Another reason your cat may nip at your hand is that she may be overstimulated. This usually occurs when you're petting her. Cats have individual levels of tolerance for petting but when they've had enough, it's not uncommon for them to use a "love bite" to let you know they're done.
Indicators that can precede and help you avoid being bitten are a twitching tail, rippling skin, ears flicking back and forth or ears flattened against her head. If your cat does any of these things while you're petting her, stop.
Let your cat decide what she'd like to do next. She may take off for some alone time. She may want to keep hanging out with you but not be touched for a while. If she stays nearby, respect her boundaries and leave her be.
She's showing you affection
Cats have excellent communication skills but how they talk to us can be subtle. Rubbing up against us, purring when we stroke them, and maintaining prolonged eye contact with us are just a few of the ways cats tell us they love and trust us. A gentle nibble can mean love too.
You know your cat best — watch, observe, remember. You'll soon be able to decipher why your cat wants to use you as a chew toy and find creative ways to deal with her behavior. Cats are very good at communicating how they're feeling. It's our job to notice.
Whatever you do, never, ever hit your cat for biting you or for any other reason. Physical punishment is rarely effective with cats and it can ruin your relationship with yours. It will make her fear and avoid you. You can stop the bad behavior by simply not engaging with your cat. Just get up and walk away.
- Catster.com: Cat Love Bites — What Do They Mean and Why Do They Happen?
- PetMD: Why Do Cat Chew On Things?
- Purina.com: Why is My Cat Licking and Chewing?
- Sonoma Humane Society: Overstimulation in Cats
- U.S. National Library of Medicine, National Institutes of Health: Early weaning increases aggression and stereotypic behaviour in cats

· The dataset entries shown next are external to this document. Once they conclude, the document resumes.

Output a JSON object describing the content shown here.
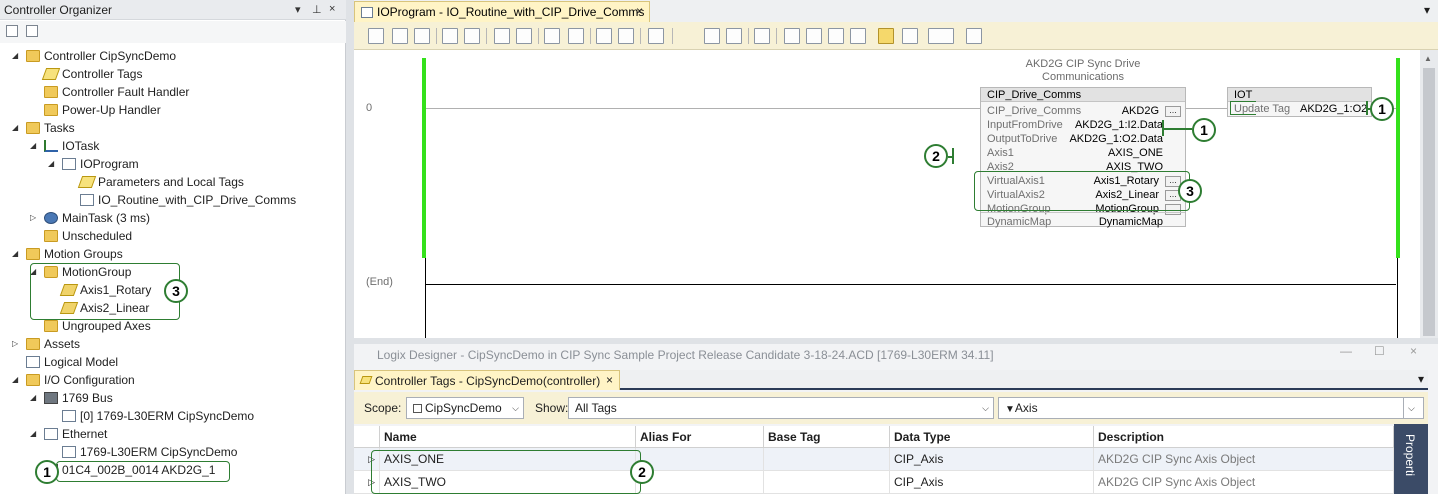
{
  "organizer": {
    "title": "Controller Organizer",
    "tree": [
      {
        "label": "Controller CipSyncDemo",
        "level": 0,
        "expander": "◢",
        "icon": "folder-icon"
      },
      {
        "label": "Controller Tags",
        "level": 1,
        "expander": "",
        "icon": "tag-icon"
      },
      {
        "label": "Controller Fault Handler",
        "level": 1,
        "expander": "",
        "icon": "folder-icon"
      },
      {
        "label": "Power-Up Handler",
        "level": 1,
        "expander": "",
        "icon": "folder-icon"
      },
      {
        "label": "Tasks",
        "level": 0,
        "expander": "◢",
        "icon": "folder-icon"
      },
      {
        "label": "IOTask",
        "level": 1,
        "expander": "◢",
        "icon": "task-icon"
      },
      {
        "label": "IOProgram",
        "level": 2,
        "expander": "◢",
        "icon": "program-icon"
      },
      {
        "label": "Parameters and Local Tags",
        "level": 3,
        "expander": "",
        "icon": "tag-icon"
      },
      {
        "label": "IO_Routine_with_CIP_Drive_Comms",
        "level": 3,
        "expander": "",
        "icon": "routine-icon"
      },
      {
        "label": "MainTask (3 ms)",
        "level": 1,
        "expander": "▷",
        "icon": "clock-task-icon"
      },
      {
        "label": "Unscheduled",
        "level": 1,
        "expander": "",
        "icon": "folder-icon"
      },
      {
        "label": "Motion Groups",
        "level": 0,
        "expander": "◢",
        "icon": "folder-icon"
      },
      {
        "label": "MotionGroup",
        "level": 1,
        "expander": "◢",
        "icon": "motion-group-icon"
      },
      {
        "label": "Axis1_Rotary",
        "level": 2,
        "expander": "",
        "icon": "axis-icon"
      },
      {
        "label": "Axis2_Linear",
        "level": 2,
        "expander": "",
        "icon": "axis-icon"
      },
      {
        "label": "Ungrouped Axes",
        "level": 1,
        "expander": "",
        "icon": "folder-icon"
      },
      {
        "label": "Assets",
        "level": 0,
        "expander": "▷",
        "icon": "folder-icon"
      },
      {
        "label": "Logical Model",
        "level": 0,
        "expander": "",
        "icon": "logical-model-icon"
      },
      {
        "label": "I/O Configuration",
        "level": 0,
        "expander": "◢",
        "icon": "folder-icon"
      },
      {
        "label": "1769 Bus",
        "level": 1,
        "expander": "◢",
        "icon": "bus-icon"
      },
      {
        "label": "[0] 1769-L30ERM CipSyncDemo",
        "level": 2,
        "expander": "",
        "icon": "controller-icon"
      },
      {
        "label": "Ethernet",
        "level": 1,
        "expander": "◢",
        "icon": "network-icon"
      },
      {
        "label": "1769-L30ERM CipSyncDemo",
        "level": 2,
        "expander": "",
        "icon": "controller-icon"
      },
      {
        "label": "01C4_002B_0014 AKD2G_1",
        "level": 1,
        "expander": "",
        "icon": "drive-icon"
      }
    ]
  },
  "doc": {
    "tab_label": "IOProgram - IO_Routine_with_CIP_Drive_Comms",
    "close": "×",
    "tab_menu": "▾"
  },
  "ladder": {
    "rung0_number": "0",
    "end_label": "(End)",
    "aoi_caption_line1": "AKD2G CIP Sync Drive",
    "aoi_caption_line2": "Communications",
    "aoi": {
      "name": "CIP_Drive_Comms",
      "rows": [
        {
          "label": "CIP_Drive_Comms",
          "value": "AKD2G",
          "button": true
        },
        {
          "label": "InputFromDrive",
          "value": "AKD2G_1:I2.Data",
          "button": false
        },
        {
          "label": "OutputToDrive",
          "value": "AKD2G_1:O2.Data",
          "button": false
        },
        {
          "label": "Axis1",
          "value": "AXIS_ONE",
          "button": false
        },
        {
          "label": "Axis2",
          "value": "AXIS_TWO",
          "button": false
        },
        {
          "label": "VirtualAxis1",
          "value": "Axis1_Rotary",
          "button": true
        },
        {
          "label": "VirtualAxis2",
          "value": "Axis2_Linear",
          "button": true
        },
        {
          "label": "MotionGroup",
          "value": "MotionGroup",
          "button": true
        },
        {
          "label": "DynamicMap",
          "value": "DynamicMap",
          "button": false
        }
      ]
    },
    "iot": {
      "name": "IOT",
      "label": "Update Tag",
      "value": "AKD2G_1:O2"
    },
    "more_button": "..."
  },
  "callouts": {
    "one": "1",
    "two": "2",
    "three": "3"
  },
  "tags_panel": {
    "window_title": "Logix Designer - CipSyncDemo in CIP Sync Sample Project Release Candidate 3-18-24.ACD [1769-L30ERM 34.11]",
    "win_min": "—",
    "win_max": "☐",
    "win_close": "×",
    "tab_label": "Controller Tags - CipSyncDemo(controller)",
    "tab_close": "×",
    "scope_label": "Scope:",
    "scope_value": "CipSyncDemo",
    "show_label": "Show:",
    "show_value": "All Tags",
    "filter_value": "Axis",
    "columns": [
      "Name",
      "Alias For",
      "Base Tag",
      "Data Type",
      "Description"
    ],
    "rows": [
      {
        "expander": "▷",
        "name": "AXIS_ONE",
        "alias": "",
        "base": "",
        "type": "CIP_Axis",
        "desc": "AKD2G CIP Sync Axis Object"
      },
      {
        "expander": "▷",
        "name": "AXIS_TWO",
        "alias": "",
        "base": "",
        "type": "CIP_Axis",
        "desc": "AKD2G CIP Sync Axis Object"
      }
    ],
    "properties_label": "Properti"
  }
}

- VCAHospitals.com: Preventing and Punishing Undesirable Behavior in Cats
- The Anti-Cruelty Society: Dealing with Play Biting